. . .The desktop editor is just as simple to use as the browser environment. In order for it to be fully operational, you must remember to log in and establish a connection with your server, thus also creating a link between the TMs and term bases assigned to the project being translated. This way, unlike working in an entirely browser-based environment, translation can continue despite an unsure connection to the internet. This, coupled with the fact that this editor can be downloaded for free, makes MemSource ideal for working with linguists in regions where internet may be spotty. It is a bit of a shame that in an industry putting increasing focus on interoperability the editor cannot process nor produce bilingual files in any format other than MXLIFF (MemSource’s own internal bilingual format), though you can download a bilingual .docx that conveniently marks repetitions for you.
Early this year MemSource will release its new browser-based editor (Figure 4). It is a kind of pared-down version of the already rather simple desktop editor (Figure 5), perfect for the straightforward translation project that does not require the multitude of bells and whistles that many other, stand-alone computer-assisted translation tools offer. There are very few buttons cluttering the screen; one can find standard options such as “Split and Join,” “Copy Source to Target” and “Insert Tag.” There is also a nice filtering option that essentially serves as a search that leaves only relevant segments visible. I do question the utility of the taskbar at the top that seems mostly to contain options available in the very visually self-explanatory buttons, especially since in the MemSource system less is often more. It is rather nice, however, that this same taskbar contains a link (under “Help”) to the User Manual, MemSource’s extensive yet eminently approachable Wiki.
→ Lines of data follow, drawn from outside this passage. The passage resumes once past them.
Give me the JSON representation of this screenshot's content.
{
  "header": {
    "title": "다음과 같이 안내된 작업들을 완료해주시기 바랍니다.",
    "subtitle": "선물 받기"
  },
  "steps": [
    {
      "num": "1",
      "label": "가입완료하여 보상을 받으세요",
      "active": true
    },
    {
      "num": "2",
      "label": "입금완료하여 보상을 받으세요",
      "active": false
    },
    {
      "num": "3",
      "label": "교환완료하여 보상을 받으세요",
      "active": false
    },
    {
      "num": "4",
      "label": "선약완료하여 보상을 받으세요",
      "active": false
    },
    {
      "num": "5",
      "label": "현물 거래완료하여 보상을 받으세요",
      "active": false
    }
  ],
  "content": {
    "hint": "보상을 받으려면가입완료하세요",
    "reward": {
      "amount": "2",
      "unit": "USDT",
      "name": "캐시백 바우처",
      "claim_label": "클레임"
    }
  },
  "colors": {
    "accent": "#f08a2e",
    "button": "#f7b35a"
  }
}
Both editors, browser and desktop, offer minimal quality assurance (QA) tools, perhaps due to the double-edged sword of the pared-down, user-friendly interface. . .